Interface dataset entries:
------------------------------------

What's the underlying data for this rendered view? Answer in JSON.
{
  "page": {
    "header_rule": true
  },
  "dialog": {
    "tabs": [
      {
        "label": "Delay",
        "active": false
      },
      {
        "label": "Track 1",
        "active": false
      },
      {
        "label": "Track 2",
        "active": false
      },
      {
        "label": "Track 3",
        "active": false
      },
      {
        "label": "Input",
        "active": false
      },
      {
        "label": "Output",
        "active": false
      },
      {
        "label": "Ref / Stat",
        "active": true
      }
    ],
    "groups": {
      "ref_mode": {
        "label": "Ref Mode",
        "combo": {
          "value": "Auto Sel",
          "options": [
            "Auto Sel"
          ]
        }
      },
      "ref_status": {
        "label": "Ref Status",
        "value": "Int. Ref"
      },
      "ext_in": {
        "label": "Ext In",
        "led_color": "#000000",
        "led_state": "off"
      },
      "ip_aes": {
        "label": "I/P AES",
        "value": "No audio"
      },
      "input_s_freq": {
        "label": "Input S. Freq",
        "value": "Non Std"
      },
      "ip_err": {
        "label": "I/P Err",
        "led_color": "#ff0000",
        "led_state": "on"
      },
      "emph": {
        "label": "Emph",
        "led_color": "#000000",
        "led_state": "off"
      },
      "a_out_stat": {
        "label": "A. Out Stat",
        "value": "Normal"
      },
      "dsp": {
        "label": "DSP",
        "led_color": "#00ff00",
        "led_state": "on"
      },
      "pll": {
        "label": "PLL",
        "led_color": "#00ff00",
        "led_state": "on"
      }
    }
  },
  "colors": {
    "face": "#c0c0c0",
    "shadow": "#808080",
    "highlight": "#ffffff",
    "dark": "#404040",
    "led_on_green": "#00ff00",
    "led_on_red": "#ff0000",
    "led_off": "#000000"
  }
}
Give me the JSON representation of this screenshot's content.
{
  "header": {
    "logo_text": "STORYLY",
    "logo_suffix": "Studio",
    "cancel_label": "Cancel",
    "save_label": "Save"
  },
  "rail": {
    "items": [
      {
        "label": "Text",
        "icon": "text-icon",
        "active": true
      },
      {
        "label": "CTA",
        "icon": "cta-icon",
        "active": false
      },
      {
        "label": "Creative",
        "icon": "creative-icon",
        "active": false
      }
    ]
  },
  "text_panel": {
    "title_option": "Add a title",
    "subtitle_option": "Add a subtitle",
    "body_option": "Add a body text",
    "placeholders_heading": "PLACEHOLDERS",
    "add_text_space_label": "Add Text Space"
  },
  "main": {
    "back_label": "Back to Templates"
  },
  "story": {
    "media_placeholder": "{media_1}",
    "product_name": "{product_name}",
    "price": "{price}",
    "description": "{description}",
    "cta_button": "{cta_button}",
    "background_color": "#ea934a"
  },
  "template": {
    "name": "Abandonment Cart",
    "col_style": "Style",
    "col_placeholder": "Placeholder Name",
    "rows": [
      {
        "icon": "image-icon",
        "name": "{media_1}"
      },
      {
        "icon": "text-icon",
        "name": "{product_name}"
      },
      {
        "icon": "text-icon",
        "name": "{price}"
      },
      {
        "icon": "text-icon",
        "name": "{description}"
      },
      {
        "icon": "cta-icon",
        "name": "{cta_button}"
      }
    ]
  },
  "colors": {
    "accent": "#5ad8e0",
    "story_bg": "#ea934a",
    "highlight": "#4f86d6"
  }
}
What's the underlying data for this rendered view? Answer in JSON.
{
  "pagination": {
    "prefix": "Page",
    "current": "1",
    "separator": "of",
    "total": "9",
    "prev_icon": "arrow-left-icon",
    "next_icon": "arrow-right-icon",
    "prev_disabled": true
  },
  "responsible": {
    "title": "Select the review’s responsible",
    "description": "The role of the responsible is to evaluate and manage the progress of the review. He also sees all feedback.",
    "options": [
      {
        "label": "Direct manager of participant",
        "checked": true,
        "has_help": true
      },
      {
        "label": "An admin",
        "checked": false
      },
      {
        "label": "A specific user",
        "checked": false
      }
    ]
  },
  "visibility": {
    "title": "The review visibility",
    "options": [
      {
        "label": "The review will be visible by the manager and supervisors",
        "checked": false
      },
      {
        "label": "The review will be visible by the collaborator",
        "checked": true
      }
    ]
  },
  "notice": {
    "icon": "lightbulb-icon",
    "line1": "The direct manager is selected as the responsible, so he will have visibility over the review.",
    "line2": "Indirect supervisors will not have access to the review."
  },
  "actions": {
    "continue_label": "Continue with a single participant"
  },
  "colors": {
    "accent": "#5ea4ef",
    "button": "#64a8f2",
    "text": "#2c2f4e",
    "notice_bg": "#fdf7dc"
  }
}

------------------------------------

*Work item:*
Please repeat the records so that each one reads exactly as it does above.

*Completed exercise:*
What's the underlying data for this rendered view? Answer in JSON.
{
  "page": {
    "header_rule": true
  },
  "dialog": {
    "tabs": [
      {
        "label": "Delay",
        "active": false
      },
      {
        "label": "Track 1",
        "active": false
      },
      {
        "label": "Track 2",
        "active": false
      },
      {
        "label": "Track 3",
        "active": false
      },
      {
        "label": "Input",
        "active": false
      },
      {
        "label": "Output",
        "active": false
      },
      {
        "label": "Ref / Stat",
        "active": true
      }
    ],
    "groups": {
      "ref_mode": {
        "label": "Ref Mode",
        "combo": {
          "value": "Auto Sel",
          "options": [
            "Auto Sel"
          ]
        }
      },
      "ref_status": {
        "label": "Ref Status",
        "value": "Int. Ref"
      },
      "ext_in": {
        "label": "Ext In",
        "led_color": "#000000",
        "led_state": "off"
      },
      "ip_aes": {
        "label": "I/P AES",
        "value": "No audio"
      },
      "input_s_freq": {
        "label": "Input S. Freq",
        "value": "Non Std"
      },
      "ip_err": {
        "label": "I/P Err",
        "led_color": "#ff0000",
        "led_state": "on"
      },
      "emph": {
        "label": "Emph",
        "led_color": "#000000",
        "led_state": "off"
      },
      "a_out_stat": {
        "label": "A. Out Stat",
        "value": "Normal"
      },
      "dsp": {
        "label": "DSP",
        "led_color": "#00ff00",
        "led_state": "on"
      },
      "pll": {
        "label": "PLL",
        "led_color": "#00ff00",
        "led_state": "on"
      }
    }
  },
  "colors": {
    "face": "#c0c0c0",
    "shadow": "#808080",
    "highlight": "#ffffff",
    "dark": "#404040",
    "led_on_green": "#00ff00",
    "led_on_red": "#ff0000",
    "led_off": "#000000"
  }
}
Give me the JSON representation of this screenshot's content.
{
  "header": {
    "logo_text": "STORYLY",
    "logo_suffix": "Studio",
    "cancel_label": "Cancel",
    "save_label": "Save"
  },
  "rail": {
    "items": [
      {
        "label": "Text",
        "icon": "text-icon",
        "active": true
      },
      {
        "label": "CTA",
        "icon": "cta-icon",
        "active": false
      },
      {
        "label": "Creative",
        "icon": "creative-icon",
        "active": false
      }
    ]
  },
  "text_panel": {
    "title_option": "Add a title",
    "subtitle_option": "Add a subtitle",
    "body_option": "Add a body text",
    "placeholders_heading": "PLACEHOLDERS",
    "add_text_space_label": "Add Text Space"
  },
  "main": {
    "back_label": "Back to Templates"
  },
  "story": {
    "media_placeholder": "{media_1}",
    "product_name": "{product_name}",
    "price": "{price}",
    "description": "{description}",
    "cta_button": "{cta_button}",
    "background_color": "#ea934a"
  },
  "template": {
    "name": "Abandonment Cart",
    "col_style": "Style",
    "col_placeholder": "Placeholder Name",
    "rows": [
      {
        "icon": "image-icon",
        "name": "{media_1}"
      },
      {
        "icon": "text-icon",
        "name": "{product_name}"
      },
      {
        "icon": "text-icon",
        "name": "{price}"
      },
      {
        "icon": "text-icon",
        "name": "{description}"
      },
      {
        "icon": "cta-icon",
        "name": "{cta_button}"
      }
    ]
  },
  "colors": {
    "accent": "#5ad8e0",
    "story_bg": "#ea934a",
    "highlight": "#4f86d6"
  }
}
What's the underlying data for this rendered view? Answer in JSON.
{
  "pagination": {
    "prefix": "Page",
    "current": "1",
    "separator": "of",
    "total": "9",
    "prev_icon": "arrow-left-icon",
    "next_icon": "arrow-right-icon",
    "prev_disabled": true
  },
  "responsible": {
    "title": "Select the review’s responsible",
    "description": "The role of the responsible is to evaluate and manage the progress of the review. He also sees all feedback.",
    "options": [
      {
        "label": "Direct manager of participant",
        "checked": true,
        "has_help": true
      },
      {
        "label": "An admin",
        "checked": false
      },
      {
        "label": "A specific user",
        "checked": false
      }
    ]
  },
  "visibility": {
    "title": "The review visibility",
    "options": [
      {
        "label": "The review will be visible by the manager and supervisors",
        "checked": false
      },
      {
        "label": "The review will be visible by the collaborator",
        "checked": true
      }
    ]
  },
  "notice": {
    "icon": "lightbulb-icon",
    "line1": "The direct manager is selected as the responsible, so he will have visibility over the review.",
    "line2": "Indirect supervisors will not have access to the review."
  },
  "actions": {
    "continue_label": "Continue with a single participant"
  },
  "colors": {
    "accent": "#5ea4ef",
    "button": "#64a8f2",
    "text": "#2c2f4e",
    "notice_bg": "#fdf7dc"
  }
}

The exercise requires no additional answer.